    “What you did that Shabbat was a miracle, Rabbi. I don’t know how it happened but it was a miracle! Just look!”

    She produced an envelope from her pocket, took a letter from it and said, “It’s from my son in the army in Germany. He wrote it the day after that Shabbat. I received it a few days ago. Listen to what it says” and she began to read:

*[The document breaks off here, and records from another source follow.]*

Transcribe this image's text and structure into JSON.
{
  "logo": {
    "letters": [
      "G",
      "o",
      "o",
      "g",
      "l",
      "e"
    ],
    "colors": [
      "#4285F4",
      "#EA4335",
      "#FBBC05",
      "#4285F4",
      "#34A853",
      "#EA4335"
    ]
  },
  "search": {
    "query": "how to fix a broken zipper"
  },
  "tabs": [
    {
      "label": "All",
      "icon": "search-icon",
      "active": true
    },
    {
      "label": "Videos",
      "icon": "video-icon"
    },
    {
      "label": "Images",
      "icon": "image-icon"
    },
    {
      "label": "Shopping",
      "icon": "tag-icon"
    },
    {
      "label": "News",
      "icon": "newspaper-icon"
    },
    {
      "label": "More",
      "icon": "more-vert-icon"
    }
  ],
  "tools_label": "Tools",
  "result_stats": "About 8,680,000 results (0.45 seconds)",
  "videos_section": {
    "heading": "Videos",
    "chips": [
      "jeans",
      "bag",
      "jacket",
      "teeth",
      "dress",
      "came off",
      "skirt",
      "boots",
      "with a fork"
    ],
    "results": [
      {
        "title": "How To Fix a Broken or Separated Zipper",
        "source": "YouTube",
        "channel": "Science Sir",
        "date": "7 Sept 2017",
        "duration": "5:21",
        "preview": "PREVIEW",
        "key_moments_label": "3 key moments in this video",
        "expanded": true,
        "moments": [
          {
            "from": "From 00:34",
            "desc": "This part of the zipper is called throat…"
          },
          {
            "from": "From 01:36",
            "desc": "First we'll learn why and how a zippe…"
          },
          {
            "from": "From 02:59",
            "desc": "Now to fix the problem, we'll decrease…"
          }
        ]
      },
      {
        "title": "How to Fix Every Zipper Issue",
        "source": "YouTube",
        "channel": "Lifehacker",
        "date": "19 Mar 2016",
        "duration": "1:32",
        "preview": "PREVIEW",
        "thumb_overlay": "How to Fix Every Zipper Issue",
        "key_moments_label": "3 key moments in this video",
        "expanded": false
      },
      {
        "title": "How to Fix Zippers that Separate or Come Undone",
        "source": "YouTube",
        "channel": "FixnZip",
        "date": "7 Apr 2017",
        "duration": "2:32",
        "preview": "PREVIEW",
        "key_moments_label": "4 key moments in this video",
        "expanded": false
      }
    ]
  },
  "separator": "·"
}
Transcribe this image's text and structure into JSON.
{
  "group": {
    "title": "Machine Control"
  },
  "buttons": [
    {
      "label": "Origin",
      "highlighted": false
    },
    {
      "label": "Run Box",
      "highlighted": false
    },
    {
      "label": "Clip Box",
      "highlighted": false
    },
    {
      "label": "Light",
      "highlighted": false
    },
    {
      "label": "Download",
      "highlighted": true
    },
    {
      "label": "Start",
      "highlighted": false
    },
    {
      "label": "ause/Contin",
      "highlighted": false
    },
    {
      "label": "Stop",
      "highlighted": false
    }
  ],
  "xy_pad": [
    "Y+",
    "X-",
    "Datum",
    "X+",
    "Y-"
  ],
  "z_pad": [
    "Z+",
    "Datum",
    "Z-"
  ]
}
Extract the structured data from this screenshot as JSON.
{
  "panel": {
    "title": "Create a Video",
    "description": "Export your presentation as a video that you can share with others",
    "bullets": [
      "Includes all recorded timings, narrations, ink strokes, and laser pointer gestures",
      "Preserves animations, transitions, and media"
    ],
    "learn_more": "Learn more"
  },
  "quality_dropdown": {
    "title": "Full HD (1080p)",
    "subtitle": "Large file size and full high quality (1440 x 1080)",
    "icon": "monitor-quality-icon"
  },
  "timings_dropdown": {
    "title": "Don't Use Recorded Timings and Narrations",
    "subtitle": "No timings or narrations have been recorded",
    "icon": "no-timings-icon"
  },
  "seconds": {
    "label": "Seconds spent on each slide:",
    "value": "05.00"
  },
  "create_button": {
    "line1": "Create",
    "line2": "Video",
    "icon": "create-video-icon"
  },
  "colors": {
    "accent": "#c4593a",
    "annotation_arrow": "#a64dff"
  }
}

    “Dear Mom. You don’t know what a miracle it is that I am alive, writing this letter. I am still shaking and can’t believe it myself. Yesterday about twenty-five of us were sent out to a place that was supposed to be clear of enemy forces but about an hour from the base an entire battalion of Germans ambushed us and bullets and mortars were flying and exploding everywhere. They had big machine guns and it was hell on earth. There was nowhere to take cover and we were sitting ducks. I saw my buddies, Joey, Sam, Mickey, being blown to pieces, bleeding to death, screaming for help it was terrible. I figured that I would never see you again. I even said Shma Yisroel and waited to die. But for what seemed eternity the bullets and explosions kept missing. I just covered my head and prayed, then suddenly from nowhere came our reinforcements! I was saved!!

    Mom, everyone was killed but me! It was a miracle! I thank G-d that I am alive and hope to G-d this war will be over soon and I’ll be home.”

    The Remash said “I am sorry to hear the others died but happy to hear that your son is well. And I hope that the both of you will continue keeping the Shabbat and bring more blessing into the world.”

    Now we can understand the importance of the Temple, the Sacrifices their connection to the Exodus and to Moshiach.

    The purpose of the Jews; the reason they left Egypt and were given the Torah and its commandments, was and still is, is to teach all mankind the truth; Namely that G-d creates all being and the Torah is His blueprint. (This is also the message of Shabbat as in our story. And why, in the Ten Commandments, Shabbat is connected to leaving Egypt (Deut. 5:15).)

    The Egyptians were spiritual people; they could change sticks to snakes and water to blood. Similarly, all the religions of the world today worship spiritual forces or beings.

    But for the Jews this over-involvement with, even the spiritual world, is enslavement.

    Judaism worships the CREATOR of the spiritual as well as the physical and the Creator is ‘more interested’ in this PHYSICAL world than in the spiritual!

    This is the message of the sacrifices.

    Namely, G-d ‘cares’ very much about each detail in THIS world and gave the Jews the ability to abandon the selfishness of Egypt and bring blessing to even the animals, by transforming every detail in creation to G-dliness in the Holy Temple according to the Torah.

    That will be the main accomplishment of Moshiach and why he will rebuild the Temple.

    We just have to go out and ‘sacrifice’ of our ‘selves’ a bit; like the Ramash did in our story.

    The cause of our bitter 2,000 years of exile and destruction of the Temple is selfish lack of brotherly love. And only by unlimited love of our fellow man and especially our fellow Jew will the Third Temple be built. And not much is missing.

    Today, after thousands of years of Jewish suffering and self-sacrifice it could be that just one more good deed, word or even thought can tilt the scales to bring…. ,

    Moshiach Now!

    Rabbi Tuvia Bolton
    Yeshiva Ohr Tmimim
    Kfar Chabad, Israel


    Tags: ,

    Add Comment

    *Only proper comments will be allowed

    Related Posts:

    Vayikra: Animal Sacrifices in Yiddishkeit?